Full code example on parameter setting can be found at : Setting a parameter by cross-validation

Be careful about overfitting. Giving a grid containing too many parameter close to each other will be computationnaly costly to fit and may result in choosing a parameter that works best on your training set, but does not give as good performances on your data. You can see below an example in which the curve showing the score as a function of the parameter has bumps and peaks due to this noise.


2.2.4. Bagging several models#

Bagging is a classical machine learning method to create ensemble of models that usually generalize to new data better than single model. The easiest way is to average the prediction of several models trained on slightly different part of a dataset and thus should have different bias that may cancel out.

The nilearn.decoding.Decoder and nilearn.decoding.DecoderRegressor implement a kind of bagging scheme under the hood in their fit method to yield better and more stable decoders. For each cross-validation fold, the best model coefficients are retained.

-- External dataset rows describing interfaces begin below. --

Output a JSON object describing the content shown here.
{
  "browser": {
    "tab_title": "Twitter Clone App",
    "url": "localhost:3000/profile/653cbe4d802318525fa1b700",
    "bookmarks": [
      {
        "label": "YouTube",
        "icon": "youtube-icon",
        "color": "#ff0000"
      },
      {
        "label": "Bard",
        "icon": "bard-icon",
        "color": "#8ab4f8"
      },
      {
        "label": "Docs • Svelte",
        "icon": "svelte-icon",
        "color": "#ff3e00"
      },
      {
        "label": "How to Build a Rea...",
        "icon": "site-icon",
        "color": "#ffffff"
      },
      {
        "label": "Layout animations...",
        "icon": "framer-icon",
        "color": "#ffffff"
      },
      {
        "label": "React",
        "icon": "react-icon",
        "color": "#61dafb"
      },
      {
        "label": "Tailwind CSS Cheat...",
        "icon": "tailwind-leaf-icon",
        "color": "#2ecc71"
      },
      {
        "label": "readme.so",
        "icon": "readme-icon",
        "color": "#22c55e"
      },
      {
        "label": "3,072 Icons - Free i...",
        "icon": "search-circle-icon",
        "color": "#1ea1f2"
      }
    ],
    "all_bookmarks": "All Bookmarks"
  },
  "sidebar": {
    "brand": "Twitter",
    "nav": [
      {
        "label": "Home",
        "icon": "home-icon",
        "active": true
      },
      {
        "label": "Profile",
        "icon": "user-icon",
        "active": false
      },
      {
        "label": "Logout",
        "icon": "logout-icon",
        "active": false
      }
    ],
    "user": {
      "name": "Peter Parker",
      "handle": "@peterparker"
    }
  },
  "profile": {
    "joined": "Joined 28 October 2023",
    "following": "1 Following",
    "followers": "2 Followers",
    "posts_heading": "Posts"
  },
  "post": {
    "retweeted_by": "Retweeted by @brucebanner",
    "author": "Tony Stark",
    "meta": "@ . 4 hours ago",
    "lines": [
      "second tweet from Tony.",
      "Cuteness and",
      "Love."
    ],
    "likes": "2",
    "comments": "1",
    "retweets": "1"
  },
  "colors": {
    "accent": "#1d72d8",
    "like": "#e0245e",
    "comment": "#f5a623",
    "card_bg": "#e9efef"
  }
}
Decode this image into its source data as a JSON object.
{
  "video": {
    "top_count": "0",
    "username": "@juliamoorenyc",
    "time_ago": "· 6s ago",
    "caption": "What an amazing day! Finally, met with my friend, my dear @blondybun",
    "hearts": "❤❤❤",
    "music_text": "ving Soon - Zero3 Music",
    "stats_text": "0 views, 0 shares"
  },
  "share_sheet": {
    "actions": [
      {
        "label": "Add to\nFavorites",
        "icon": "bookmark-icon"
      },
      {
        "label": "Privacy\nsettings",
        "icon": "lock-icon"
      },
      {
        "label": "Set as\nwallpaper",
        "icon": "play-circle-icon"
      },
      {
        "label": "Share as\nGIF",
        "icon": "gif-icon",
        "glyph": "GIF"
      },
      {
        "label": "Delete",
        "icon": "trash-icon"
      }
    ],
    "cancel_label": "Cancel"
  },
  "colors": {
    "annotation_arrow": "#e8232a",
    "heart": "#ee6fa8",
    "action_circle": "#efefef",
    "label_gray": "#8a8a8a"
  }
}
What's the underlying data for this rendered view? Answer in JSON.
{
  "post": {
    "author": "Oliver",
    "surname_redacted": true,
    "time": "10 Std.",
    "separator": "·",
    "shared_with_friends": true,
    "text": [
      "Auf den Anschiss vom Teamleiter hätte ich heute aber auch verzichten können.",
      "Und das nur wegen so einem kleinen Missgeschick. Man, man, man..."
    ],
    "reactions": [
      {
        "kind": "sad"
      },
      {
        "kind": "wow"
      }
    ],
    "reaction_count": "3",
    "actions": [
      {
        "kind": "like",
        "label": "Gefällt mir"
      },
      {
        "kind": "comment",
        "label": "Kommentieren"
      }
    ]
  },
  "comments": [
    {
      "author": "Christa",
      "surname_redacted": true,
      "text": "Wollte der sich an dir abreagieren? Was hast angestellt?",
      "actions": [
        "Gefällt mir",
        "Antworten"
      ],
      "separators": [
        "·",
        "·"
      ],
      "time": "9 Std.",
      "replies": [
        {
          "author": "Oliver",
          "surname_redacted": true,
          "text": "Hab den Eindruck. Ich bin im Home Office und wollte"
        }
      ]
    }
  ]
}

The average of all those linear models is then used to make predictions.

See also

  • The scikit-learn documentation has very detailed explanations on a large variety of estimators and machine learning techniques. To become better at decoding, you need to study it.

  • FREM, a pipeline bagging many models that yields very good decoding performance at a reasonable computational cost.

  • SpaceNet, a method promoting sparsity that can also give good brain decoding power and improved decoder maps when sparsity is important.

2.2.5. References#